* _Exercise description_:
Your copy of the listing should match it exactly, only without pictures.

* _Data under study_:
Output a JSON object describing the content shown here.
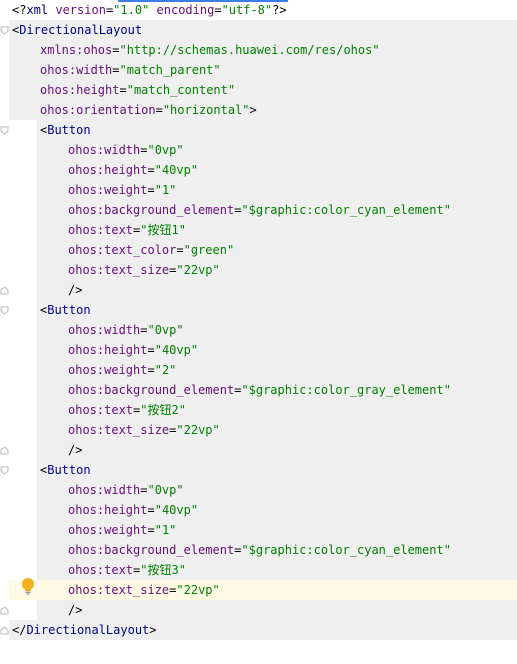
{
  "editor": {
    "language": "xml",
    "lines": [
      {
        "kind": "decl",
        "parts": [
          [
            "punct",
            "<?"
          ],
          [
            "tag",
            "xml "
          ],
          [
            "attr",
            "version"
          ],
          [
            "eq",
            "="
          ],
          [
            "val",
            "\"1.0\""
          ],
          [
            "tag",
            " "
          ],
          [
            "attr",
            "encoding"
          ],
          [
            "eq",
            "="
          ],
          [
            "val",
            "\"utf-8\""
          ],
          [
            "punct",
            "?>"
          ]
        ]
      },
      {
        "kind": "open",
        "parts": [
          [
            "punct",
            "<"
          ],
          [
            "tag",
            "DirectionalLayout"
          ]
        ]
      },
      {
        "kind": "attr",
        "parts": [
          [
            "attr",
            "xmlns:ohos"
          ],
          [
            "eq",
            "="
          ],
          [
            "val",
            "\"http://schemas.huawei.com/res/ohos\""
          ]
        ]
      },
      {
        "kind": "attr",
        "parts": [
          [
            "attr",
            "ohos:width"
          ],
          [
            "eq",
            "="
          ],
          [
            "val",
            "\"match_parent\""
          ]
        ]
      },
      {
        "kind": "attr",
        "parts": [
          [
            "attr",
            "ohos:height"
          ],
          [
            "eq",
            "="
          ],
          [
            "val",
            "\"match_content\""
          ]
        ]
      },
      {
        "kind": "attr",
        "parts": [
          [
            "attr",
            "ohos:orientation"
          ],
          [
            "eq",
            "="
          ],
          [
            "val",
            "\"horizontal\""
          ],
          [
            "punct",
            ">"
          ]
        ]
      },
      {
        "kind": "open",
        "parts": [
          [
            "punct",
            "<"
          ],
          [
            "tag",
            "Button"
          ]
        ]
      },
      {
        "kind": "attr",
        "parts": [
          [
            "attr",
            "ohos:width"
          ],
          [
            "eq",
            "="
          ],
          [
            "val",
            "\"0vp\""
          ]
        ]
      },
      {
        "kind": "attr",
        "parts": [
          [
            "attr",
            "ohos:height"
          ],
          [
            "eq",
            "="
          ],
          [
            "val",
            "\"40vp\""
          ]
        ]
      },
      {
        "kind": "attr",
        "parts": [
          [
            "attr",
            "ohos:weight"
          ],
          [
            "eq",
            "="
          ],
          [
            "val",
            "\"1\""
          ]
        ]
      },
      {
        "kind": "attr",
        "parts": [
          [
            "attr",
            "ohos:background_element"
          ],
          [
            "eq",
            "="
          ],
          [
            "val",
            "\"$graphic:color_cyan_element\""
          ]
        ]
      },
      {
        "kind": "attr",
        "parts": [
          [
            "attr",
            "ohos:text"
          ],
          [
            "eq",
            "="
          ],
          [
            "val",
            "\"按钮1\""
          ]
        ]
      },
      {
        "kind": "attr",
        "parts": [
          [
            "attr",
            "ohos:text_color"
          ],
          [
            "eq",
            "="
          ],
          [
            "val",
            "\"green\""
          ]
        ]
      },
      {
        "kind": "attr",
        "parts": [
          [
            "attr",
            "ohos:text_size"
          ],
          [
            "eq",
            "="
          ],
          [
            "val",
            "\"22vp\""
          ]
        ]
      },
      {
        "kind": "close",
        "parts": [
          [
            "punct",
            "/>"
          ]
        ]
      },
      {
        "kind": "open",
        "parts": [
          [
            "punct",
            "<"
          ],
          [
            "tag",
            "Button"
          ]
        ]
      },
      {
        "kind": "attr",
        "parts": [
          [
            "attr",
            "ohos:width"
          ],
          [
            "eq",
            "="
          ],
          [
            "val",
            "\"0vp\""
          ]
        ]
      },
      {
        "kind": "attr",
        "parts": [
          [
            "attr",
            "ohos:height"
          ],
          [
            "eq",
            "="
          ],
          [
            "val",
            "\"40vp\""
          ]
        ]
      },
      {
        "kind": "attr",
        "parts": [
          [
            "attr",
            "ohos:weight"
          ],
          [
            "eq",
            "="
          ],
          [
            "val",
            "\"2\""
          ]
        ]
      },
      {
        "kind": "attr",
        "parts": [
          [
            "attr",
            "ohos:background_element"
          ],
          [
            "eq",
            "="
          ],
          [
            "val",
            "\"$graphic:color_gray_element\""
          ]
        ]
      },
      {
        "kind": "attr",
        "parts": [
          [
            "attr",
            "ohos:text"
          ],
          [
            "eq",
            "="
          ],
          [
            "val",
            "\"按钮2\""
          ]
        ]
      },
      {
        "kind": "attr",
        "parts": [
          [
            "attr",
            "ohos:text_size"
          ],
          [
            "eq",
            "="
          ],
          [
            "val",
            "\"22vp\""
          ]
        ]
      },
      {
        "kind": "close",
        "parts": [
          [
            "punct",
            "/>"
          ]
        ]
      },
      {
        "kind": "open",
        "parts": [
          [
            "punct",
            "<"
          ],
          [
            "tag",
            "Button"
          ]
        ]
      },
      {
        "kind": "attr",
        "parts": [
          [
            "attr",
            "ohos:width"
          ],
          [
            "eq",
            "="
          ],
          [
            "val",
            "\"0vp\""
          ]
        ]
      },
      {
        "kind": "attr",
        "parts": [
          [
            "attr",
            "ohos:height"
          ],
          [
            "eq",
            "="
          ],
          [
            "val",
            "\"40vp\""
          ]
        ]
      },
      {
        "kind": "attr",
        "parts": [
          [
            "attr",
            "ohos:weight"
          ],
          [
            "eq",
            "="
          ],
          [
            "val",
            "\"1\""
          ]
        ]
      },
      {
        "kind": "attr",
        "parts": [
          [
            "attr",
            "ohos:background_element"
          ],
          [
            "eq",
            "="
          ],
          [
            "val",
            "\"$graphic:color_cyan_element\""
          ]
        ]
      },
      {
        "kind": "attr",
        "parts": [
          [
            "attr",
            "ohos:text"
          ],
          [
            "eq",
            "="
          ],
          [
            "val",
            "\"按钮3\""
          ]
        ]
      },
      {
        "kind": "attr",
        "parts": [
          [
            "attr",
            "ohos:text_size"
          ],
          [
            "eq",
            "="
          ],
          [
            "val",
            "\"22vp\""
          ]
        ]
      },
      {
        "kind": "close",
        "parts": [
          [
            "punct",
            "/>"
          ]
        ]
      },
      {
        "kind": "closeroot",
        "parts": [
          [
            "punct",
            "</"
          ],
          [
            "tag",
            "DirectionalLayout"
          ],
          [
            "punct",
            ">"
          ]
        ]
      }
    ]
  },
  "icons": {
    "fold_markers": "fold-icon",
    "intention": "lightbulb-icon"
  },
  "colors": {
    "tag": "#000080",
    "attribute": "#660e7a",
    "value": "#008000",
    "block_bg": "#efefef",
    "highlighted_line_bg": "#fffae3"
  }
}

* _Finished exercise_:
Output a JSON object describing the content shown here.
{
  "editor": {
    "language": "xml",
    "lines": [
      {
        "kind": "decl",
        "parts": [
          [
            "punct",
            "<?"
          ],
          [
            "tag",
            "xml "
          ],
          [
            "attr",
            "version"
          ],
          [
            "eq",
            "="
          ],
          [
            "val",
            "\"1.0\""
          ],
          [
            "tag",
            " "
          ],
          [
            "attr",
            "encoding"
          ],
          [
            "eq",
            "="
          ],
          [
            "val",
            "\"utf-8\""
          ],
          [
            "punct",
            "?>"
          ]
        ]
      },
      {
        "kind": "open",
        "parts": [
          [
            "punct",
            "<"
          ],
          [
            "tag",
            "DirectionalLayout"
          ]
        ]
      },
      {
        "kind": "attr",
        "parts": [
          [
            "attr",
            "xmlns:ohos"
          ],
          [
            "eq",
            "="
          ],
          [
            "val",
            "\"http://schemas.huawei.com/res/ohos\""
          ]
        ]
      },
      {
        "kind": "attr",
        "parts": [
          [
            "attr",
            "ohos:width"
          ],
          [
            "eq",
            "="
          ],
          [
            "val",
            "\"match_parent\""
          ]
        ]
      },
      {
        "kind": "attr",
        "parts": [
          [
            "attr",
            "ohos:height"
          ],
          [
            "eq",
            "="
          ],
          [
            "val",
            "\"match_content\""
          ]
        ]
      },
      {
        "kind": "attr",
        "parts": [
          [
            "attr",
            "ohos:orientation"
          ],
          [
            "eq",
            "="
          ],
          [
            "val",
            "\"horizontal\""
          ],
          [
            "punct",
            ">"
          ]
        ]
      },
      {
        "kind": "open",
        "parts": [
          [
            "punct",
            "<"
          ],
          [
            "tag",
            "Button"
          ]
        ]
      },
      {
        "kind": "attr",
        "parts": [
          [
            "attr",
            "ohos:width"
          ],
          [
            "eq",
            "="
          ],
          [
            "val",
            "\"0vp\""
          ]
        ]
      },
      {
        "kind": "attr",
        "parts": [
          [
            "attr",
            "ohos:height"
          ],
          [
            "eq",
            "="
          ],
          [
            "val",
            "\"40vp\""
          ]
        ]
      },
      {
        "kind": "attr",
        "parts": [
          [
            "attr",
            "ohos:weight"
          ],
          [
            "eq",
            "="
          ],
          [
            "val",
            "\"1\""
          ]
        ]
      },
      {
        "kind": "attr",
        "parts": [
          [
            "attr",
            "ohos:background_element"
          ],
          [
            "eq",
            "="
          ],
          [
            "val",
            "\"$graphic:color_cyan_element\""
          ]
        ]
      },
      {
        "kind": "attr",
        "parts": [
          [
            "attr",
            "ohos:text"
          ],
          [
            "eq",
            "="
          ],
          [
            "val",
            "\"按钮1\""
          ]
        ]
      },
      {
        "kind": "attr",
        "parts": [
          [
            "attr",
            "ohos:text_color"
          ],
          [
            "eq",
            "="
          ],
          [
            "val",
            "\"green\""
          ]
        ]
      },
      {
        "kind": "attr",
        "parts": [
          [
            "attr",
            "ohos:text_size"
          ],
          [
            "eq",
            "="
          ],
          [
            "val",
            "\"22vp\""
          ]
        ]
      },
      {
        "kind": "close",
        "parts": [
          [
            "punct",
            "/>"
          ]
        ]
      },
      {
        "kind": "open",
        "parts": [
          [
            "punct",
            "<"
          ],
          [
            "tag",
            "Button"
          ]
        ]
      },
      {
        "kind": "attr",
        "parts": [
          [
            "attr",
            "ohos:width"
          ],
          [
            "eq",
            "="
          ],
          [
            "val",
            "\"0vp\""
          ]
        ]
      },
      {
        "kind": "attr",
        "parts": [
          [
            "attr",
            "ohos:height"
          ],
          [
            "eq",
            "="
          ],
          [
            "val",
            "\"40vp\""
          ]
        ]
      },
      {
        "kind": "attr",
        "parts": [
          [
            "attr",
            "ohos:weight"
          ],
          [
            "eq",
            "="
          ],
          [
            "val",
            "\"2\""
          ]
        ]
      },
      {
        "kind": "attr",
        "parts": [
          [
            "attr",
            "ohos:background_element"
          ],
          [
            "eq",
            "="
          ],
          [
            "val",
            "\"$graphic:color_gray_element\""
          ]
        ]
      },
      {
        "kind": "attr",
        "parts": [
          [
            "attr",
            "ohos:text"
          ],
          [
            "eq",
            "="
          ],
          [
            "val",
            "\"按钮2\""
          ]
        ]
      },
      {
        "kind": "attr",
        "parts": [
          [
            "attr",
            "ohos:text_size"
          ],
          [
            "eq",
            "="
          ],
          [
            "val",
            "\"22vp\""
          ]
        ]
      },
      {
        "kind": "close",
        "parts": [
          [
            "punct",
            "/>"
          ]
        ]
      },
      {
        "kind": "open",
        "parts": [
          [
            "punct",
            "<"
          ],
          [
            "tag",
            "Button"
          ]
        ]
      },
      {
        "kind": "attr",
        "parts": [
          [
            "attr",
            "ohos:width"
          ],
          [
            "eq",
            "="
          ],
          [
            "val",
            "\"0vp\""
          ]
        ]
      },
      {
        "kind": "attr",
        "parts": [
          [
            "attr",
            "ohos:height"
          ],
          [
            "eq",
            "="
          ],
          [
            "val",
            "\"40vp\""
          ]
        ]
      },
      {
        "kind": "attr",
        "parts": [
          [
            "attr",
            "ohos:weight"
          ],
          [
            "eq",
            "="
          ],
          [
            "val",
            "\"1\""
          ]
        ]
      },
      {
        "kind": "attr",
        "parts": [
          [
            "attr",
            "ohos:background_element"
          ],
          [
            "eq",
            "="
          ],
          [
            "val",
            "\"$graphic:color_cyan_element\""
          ]
        ]
      },
      {
        "kind": "attr",
        "parts": [
          [
            "attr",
            "ohos:text"
          ],
          [
            "eq",
            "="
          ],
          [
            "val",
            "\"按钮3\""
          ]
        ]
      },
      {
        "kind": "attr",
        "parts": [
          [
            "attr",
            "ohos:text_size"
          ],
          [
            "eq",
            "="
          ],
          [
            "val",
            "\"22vp\""
          ]
        ]
      },
      {
        "kind": "close",
        "parts": [
          [
            "punct",
            "/>"
          ]
        ]
      },
      {
        "kind": "closeroot",
        "parts": [
          [
            "punct",
            "</"
          ],
          [
            "tag",
            "DirectionalLayout"
          ],
          [
            "punct",
            ">"
          ]
        ]
      }
    ]
  },
  "icons": {
    "fold_markers": "fold-icon",
    "intention": "lightbulb-icon"
  },
  "colors": {
    "tag": "#000080",
    "attribute": "#660e7a",
    "value": "#008000",
    "block_bg": "#efefef",
    "highlighted_line_bg": "#fffae3"
  }
}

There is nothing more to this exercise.